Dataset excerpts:
·····
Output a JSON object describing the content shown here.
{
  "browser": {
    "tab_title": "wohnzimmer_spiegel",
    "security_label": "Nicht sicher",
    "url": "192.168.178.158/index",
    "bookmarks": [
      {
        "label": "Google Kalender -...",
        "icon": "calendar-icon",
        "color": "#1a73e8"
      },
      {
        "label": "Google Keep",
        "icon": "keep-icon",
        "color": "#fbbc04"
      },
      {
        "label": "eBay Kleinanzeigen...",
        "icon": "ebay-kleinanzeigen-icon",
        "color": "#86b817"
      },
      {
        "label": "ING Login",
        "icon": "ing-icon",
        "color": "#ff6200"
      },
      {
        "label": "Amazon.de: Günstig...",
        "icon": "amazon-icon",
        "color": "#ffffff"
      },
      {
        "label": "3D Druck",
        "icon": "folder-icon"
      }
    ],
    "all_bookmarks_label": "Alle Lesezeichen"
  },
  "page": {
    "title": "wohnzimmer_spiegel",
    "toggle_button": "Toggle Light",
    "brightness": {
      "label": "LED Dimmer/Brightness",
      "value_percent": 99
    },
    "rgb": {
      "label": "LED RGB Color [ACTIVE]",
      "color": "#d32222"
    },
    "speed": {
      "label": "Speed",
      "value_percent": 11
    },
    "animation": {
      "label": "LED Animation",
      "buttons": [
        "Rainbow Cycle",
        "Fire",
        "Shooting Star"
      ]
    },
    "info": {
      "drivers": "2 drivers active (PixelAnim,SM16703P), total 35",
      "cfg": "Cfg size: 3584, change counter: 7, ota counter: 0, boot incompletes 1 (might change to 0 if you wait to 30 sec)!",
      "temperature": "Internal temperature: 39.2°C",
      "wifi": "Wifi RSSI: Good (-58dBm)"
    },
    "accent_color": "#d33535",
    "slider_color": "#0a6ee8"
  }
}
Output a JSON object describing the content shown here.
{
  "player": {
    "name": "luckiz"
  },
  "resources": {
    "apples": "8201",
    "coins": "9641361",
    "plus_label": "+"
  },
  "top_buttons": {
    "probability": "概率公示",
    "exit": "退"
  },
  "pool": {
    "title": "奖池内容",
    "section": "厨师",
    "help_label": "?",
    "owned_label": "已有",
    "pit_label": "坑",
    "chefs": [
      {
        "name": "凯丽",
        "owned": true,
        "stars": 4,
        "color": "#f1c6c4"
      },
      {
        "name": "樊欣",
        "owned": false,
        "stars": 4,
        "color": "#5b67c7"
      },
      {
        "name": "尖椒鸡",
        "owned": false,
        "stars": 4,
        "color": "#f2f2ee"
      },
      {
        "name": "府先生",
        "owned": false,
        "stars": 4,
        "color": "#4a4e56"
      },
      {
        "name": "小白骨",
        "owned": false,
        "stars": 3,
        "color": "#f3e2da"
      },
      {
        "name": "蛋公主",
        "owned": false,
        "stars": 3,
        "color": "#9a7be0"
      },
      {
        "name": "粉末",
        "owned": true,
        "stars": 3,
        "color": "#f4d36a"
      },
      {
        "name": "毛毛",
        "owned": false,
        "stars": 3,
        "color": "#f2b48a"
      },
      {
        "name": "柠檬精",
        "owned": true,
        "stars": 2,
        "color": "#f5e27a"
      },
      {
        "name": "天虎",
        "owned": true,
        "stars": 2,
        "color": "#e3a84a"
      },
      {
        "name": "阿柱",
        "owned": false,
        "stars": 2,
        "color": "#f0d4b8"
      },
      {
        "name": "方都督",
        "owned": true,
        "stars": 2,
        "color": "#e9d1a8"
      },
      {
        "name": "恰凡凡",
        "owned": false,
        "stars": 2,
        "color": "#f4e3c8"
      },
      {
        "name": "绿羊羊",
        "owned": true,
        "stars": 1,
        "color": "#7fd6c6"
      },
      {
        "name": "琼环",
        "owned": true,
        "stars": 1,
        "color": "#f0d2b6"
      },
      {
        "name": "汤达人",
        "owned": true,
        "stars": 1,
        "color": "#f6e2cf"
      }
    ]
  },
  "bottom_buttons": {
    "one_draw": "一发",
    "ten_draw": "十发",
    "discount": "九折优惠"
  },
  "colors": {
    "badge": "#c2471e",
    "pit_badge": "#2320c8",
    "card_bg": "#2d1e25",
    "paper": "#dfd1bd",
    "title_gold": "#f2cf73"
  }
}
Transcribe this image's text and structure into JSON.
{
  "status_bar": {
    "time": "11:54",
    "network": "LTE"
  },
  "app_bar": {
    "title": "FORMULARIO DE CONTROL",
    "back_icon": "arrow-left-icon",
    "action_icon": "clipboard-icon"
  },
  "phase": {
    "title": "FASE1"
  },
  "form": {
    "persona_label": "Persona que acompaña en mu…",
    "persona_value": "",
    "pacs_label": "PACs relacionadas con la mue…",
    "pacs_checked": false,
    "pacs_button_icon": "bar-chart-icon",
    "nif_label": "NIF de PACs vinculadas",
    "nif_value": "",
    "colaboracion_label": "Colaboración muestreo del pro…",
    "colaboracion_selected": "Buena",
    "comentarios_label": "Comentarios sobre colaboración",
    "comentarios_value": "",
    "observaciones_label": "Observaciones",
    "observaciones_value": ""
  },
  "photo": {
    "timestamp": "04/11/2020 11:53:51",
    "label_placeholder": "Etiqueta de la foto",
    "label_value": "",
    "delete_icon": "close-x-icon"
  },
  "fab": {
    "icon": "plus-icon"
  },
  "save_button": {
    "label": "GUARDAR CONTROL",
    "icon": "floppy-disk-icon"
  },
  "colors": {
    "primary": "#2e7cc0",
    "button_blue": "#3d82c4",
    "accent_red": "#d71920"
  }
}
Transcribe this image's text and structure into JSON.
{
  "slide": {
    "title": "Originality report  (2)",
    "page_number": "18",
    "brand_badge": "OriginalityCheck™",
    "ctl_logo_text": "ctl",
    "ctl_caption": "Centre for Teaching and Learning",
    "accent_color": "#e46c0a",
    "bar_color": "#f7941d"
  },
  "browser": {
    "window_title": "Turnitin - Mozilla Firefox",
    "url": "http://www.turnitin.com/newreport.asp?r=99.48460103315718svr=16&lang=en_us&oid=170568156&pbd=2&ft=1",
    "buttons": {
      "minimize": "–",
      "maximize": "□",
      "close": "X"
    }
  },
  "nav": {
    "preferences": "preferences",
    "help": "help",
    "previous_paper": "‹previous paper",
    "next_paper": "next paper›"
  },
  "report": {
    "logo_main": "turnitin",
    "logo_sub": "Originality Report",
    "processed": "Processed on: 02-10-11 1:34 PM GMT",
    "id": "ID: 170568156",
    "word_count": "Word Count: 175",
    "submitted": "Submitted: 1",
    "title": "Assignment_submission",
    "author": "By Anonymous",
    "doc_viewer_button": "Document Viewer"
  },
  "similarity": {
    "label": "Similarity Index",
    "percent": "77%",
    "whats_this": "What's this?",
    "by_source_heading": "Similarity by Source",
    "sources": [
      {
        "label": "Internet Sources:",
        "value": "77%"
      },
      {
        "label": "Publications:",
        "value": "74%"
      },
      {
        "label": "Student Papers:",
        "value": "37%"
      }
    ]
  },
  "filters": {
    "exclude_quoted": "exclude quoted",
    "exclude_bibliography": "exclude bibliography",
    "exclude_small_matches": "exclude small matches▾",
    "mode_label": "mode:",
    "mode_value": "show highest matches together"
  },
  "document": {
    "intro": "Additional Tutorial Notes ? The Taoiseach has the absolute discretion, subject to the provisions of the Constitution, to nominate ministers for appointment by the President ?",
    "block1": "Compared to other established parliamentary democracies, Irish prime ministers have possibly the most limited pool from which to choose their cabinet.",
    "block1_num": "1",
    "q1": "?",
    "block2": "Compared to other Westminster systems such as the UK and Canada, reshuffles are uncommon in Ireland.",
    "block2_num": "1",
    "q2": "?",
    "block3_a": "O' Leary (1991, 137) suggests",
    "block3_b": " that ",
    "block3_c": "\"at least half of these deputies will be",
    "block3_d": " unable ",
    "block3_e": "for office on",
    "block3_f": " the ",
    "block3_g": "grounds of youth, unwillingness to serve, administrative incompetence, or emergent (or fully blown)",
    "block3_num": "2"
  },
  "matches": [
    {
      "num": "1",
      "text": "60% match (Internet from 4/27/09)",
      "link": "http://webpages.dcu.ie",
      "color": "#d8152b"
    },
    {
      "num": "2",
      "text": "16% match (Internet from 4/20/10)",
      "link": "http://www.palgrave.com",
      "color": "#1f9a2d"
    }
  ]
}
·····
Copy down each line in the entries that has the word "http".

    "url": "http://www.turnitin.com/newreport.asp?r=99.48460103315718svr=16&lang=en_us&oid=170568156&pbd=2&ft=1",
      "link": "http://webpages.dcu.ie",
      "link": "http://www.palgrave.com",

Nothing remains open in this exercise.